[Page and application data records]
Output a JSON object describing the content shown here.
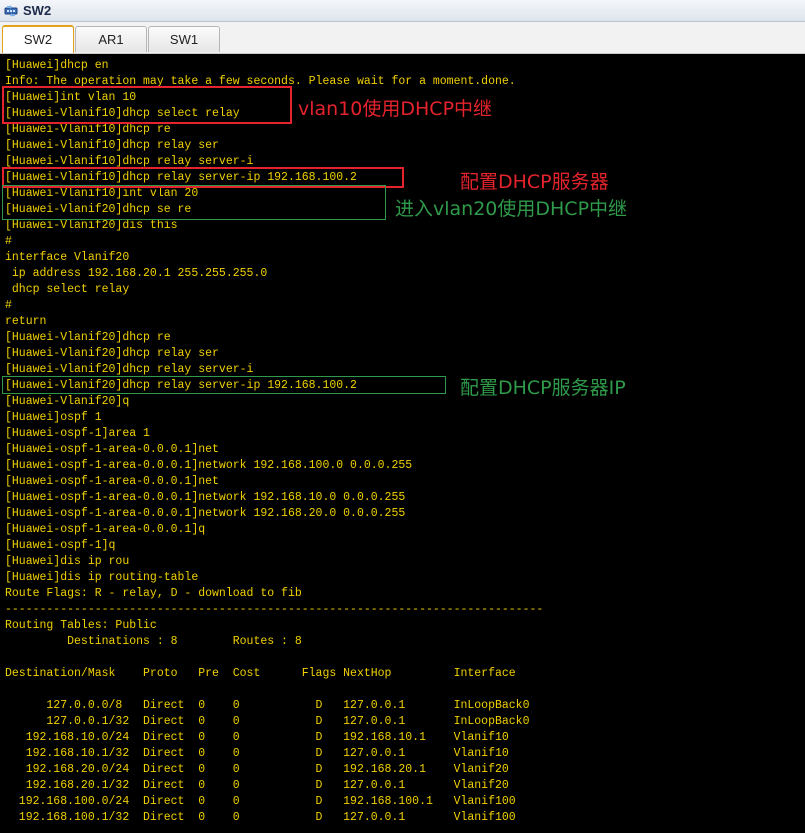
{
  "window": {
    "title": "SW2",
    "icon": "switch-icon"
  },
  "tabs": [
    {
      "label": "SW2",
      "active": true
    },
    {
      "label": "AR1",
      "active": false
    },
    {
      "label": "SW1",
      "active": false
    }
  ],
  "colors": {
    "terminal_text": "#f0d000",
    "terminal_bg": "#000000",
    "annotation_red": "#e4232c",
    "annotation_green": "#2f9a4a"
  },
  "terminal": {
    "lines": [
      "[Huawei]dhcp en",
      "Info: The operation may take a few seconds. Please wait for a moment.done.",
      "[Huawei]int vlan 10",
      "[Huawei-Vlanif10]dhcp select relay",
      "[Huawei-Vlanif10]dhcp re",
      "[Huawei-Vlanif10]dhcp relay ser",
      "[Huawei-Vlanif10]dhcp relay server-i",
      "[Huawei-Vlanif10]dhcp relay server-ip 192.168.100.2",
      "[Huawei-Vlanif10]int vlan 20",
      "[Huawei-Vlanif20]dhcp se re",
      "[Huawei-Vlanif20]dis this",
      "#",
      "interface Vlanif20",
      " ip address 192.168.20.1 255.255.255.0",
      " dhcp select relay",
      "#",
      "return",
      "[Huawei-Vlanif20]dhcp re",
      "[Huawei-Vlanif20]dhcp relay ser",
      "[Huawei-Vlanif20]dhcp relay server-i",
      "[Huawei-Vlanif20]dhcp relay server-ip 192.168.100.2",
      "[Huawei-Vlanif20]q",
      "[Huawei]ospf 1",
      "[Huawei-ospf-1]area 1",
      "[Huawei-ospf-1-area-0.0.0.1]net",
      "[Huawei-ospf-1-area-0.0.0.1]network 192.168.100.0 0.0.0.255",
      "[Huawei-ospf-1-area-0.0.0.1]net",
      "[Huawei-ospf-1-area-0.0.0.1]network 192.168.10.0 0.0.0.255",
      "[Huawei-ospf-1-area-0.0.0.1]network 192.168.20.0 0.0.0.255",
      "[Huawei-ospf-1-area-0.0.0.1]q",
      "[Huawei-ospf-1]q",
      "[Huawei]dis ip rou",
      "[Huawei]dis ip routing-table",
      "Route Flags: R - relay, D - download to fib",
      "------------------------------------------------------------------------------",
      "Routing Tables: Public",
      "         Destinations : 8        Routes : 8",
      "",
      "Destination/Mask    Proto   Pre  Cost      Flags NextHop         Interface",
      "",
      "      127.0.0.0/8   Direct  0    0           D   127.0.0.1       InLoopBack0",
      "      127.0.0.1/32  Direct  0    0           D   127.0.0.1       InLoopBack0",
      "   192.168.10.0/24  Direct  0    0           D   192.168.10.1    Vlanif10",
      "   192.168.10.1/32  Direct  0    0           D   127.0.0.1       Vlanif10",
      "   192.168.20.0/24  Direct  0    0           D   192.168.20.1    Vlanif20",
      "   192.168.20.1/32  Direct  0    0           D   127.0.0.1       Vlanif20",
      "  192.168.100.0/24  Direct  0    0           D   192.168.100.1   Vlanif100",
      "  192.168.100.1/32  Direct  0    0           D   127.0.0.1       Vlanif100"
    ]
  },
  "annotations": [
    {
      "text": "vlan10使用DHCP中继",
      "color": "red"
    },
    {
      "text": "配置DHCP服务器",
      "color": "red"
    },
    {
      "text": "进入vlan20使用DHCP中继",
      "color": "green"
    },
    {
      "text": "配置DHCP服务器IP",
      "color": "green"
    }
  ]
}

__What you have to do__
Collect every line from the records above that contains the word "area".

__Result of this exercise__
      "[Huawei-ospf-1]area 1",
      "[Huawei-ospf-1-area-0.0.0.1]net",
      "[Huawei-ospf-1-area-0.0.0.1]network 192.168.100.0 0.0.0.255",
      "[Huawei-ospf-1-area-0.0.0.1]net",
      "[Huawei-ospf-1-area-0.0.0.1]network 192.168.10.0 0.0.0.255",
      "[Huawei-ospf-1-area-0.0.0.1]network 192.168.20.0 0.0.0.255",
      "[Huawei-ospf-1-area-0.0.0.1]q",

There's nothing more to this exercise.